━━━━━ Exercise materials ━━━━━

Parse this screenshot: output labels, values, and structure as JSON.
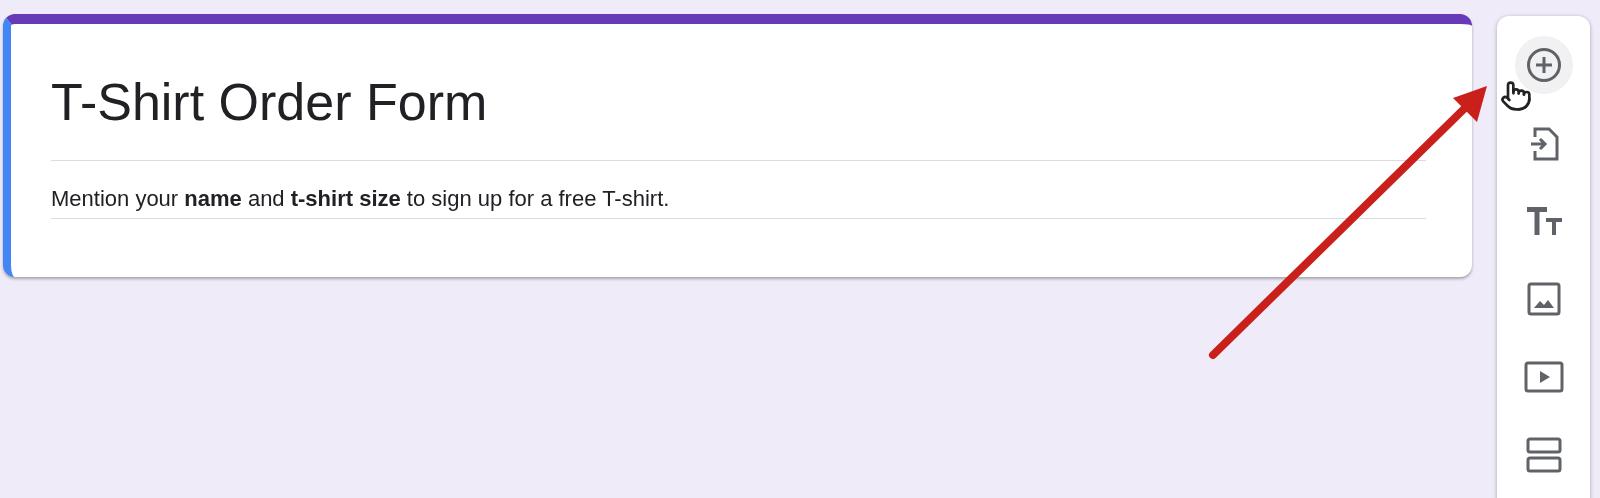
{
  "form_header": {
    "title": "T-Shirt Order Form",
    "description": "Mention your **name** and **t-shirt size** to sign up for a free T-shirt."
  },
  "toolbar": [
    {
      "kind": "add-question",
      "hovered": true
    },
    {
      "kind": "import-questions",
      "hovered": false
    },
    {
      "kind": "title",
      "hovered": false
    },
    {
      "kind": "image",
      "hovered": false
    },
    {
      "kind": "video",
      "hovered": false
    },
    {
      "kind": "section",
      "hovered": false
    }
  ]
}
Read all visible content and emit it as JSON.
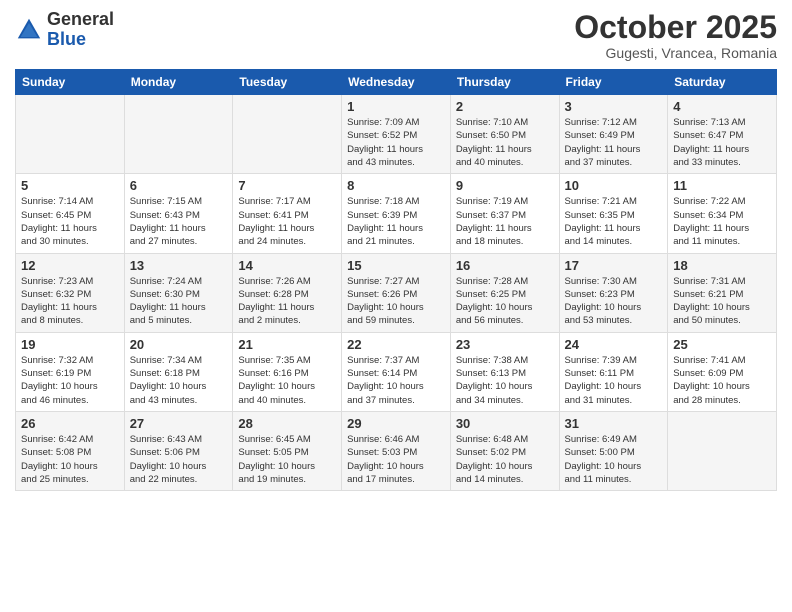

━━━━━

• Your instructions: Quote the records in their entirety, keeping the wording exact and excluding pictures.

• Task response:
Parse this screenshot: output labels, values, and structure as JSON.
{
  "form_header": {
    "title": "T-Shirt Order Form",
    "description": "Mention your **name** and **t-shirt size** to sign up for a free T-shirt."
  },
  "toolbar": [
    {
      "kind": "add-question",
      "hovered": true
    },
    {
      "kind": "import-questions",
      "hovered": false
    },
    {
      "kind": "title",
      "hovered": false
    },
    {
      "kind": "image",
      "hovered": false
    },
    {
      "kind": "video",
      "hovered": false
    },
    {
      "kind": "section",
      "hovered": false
    }
  ]
}
Read all visible content and emit it as JSON.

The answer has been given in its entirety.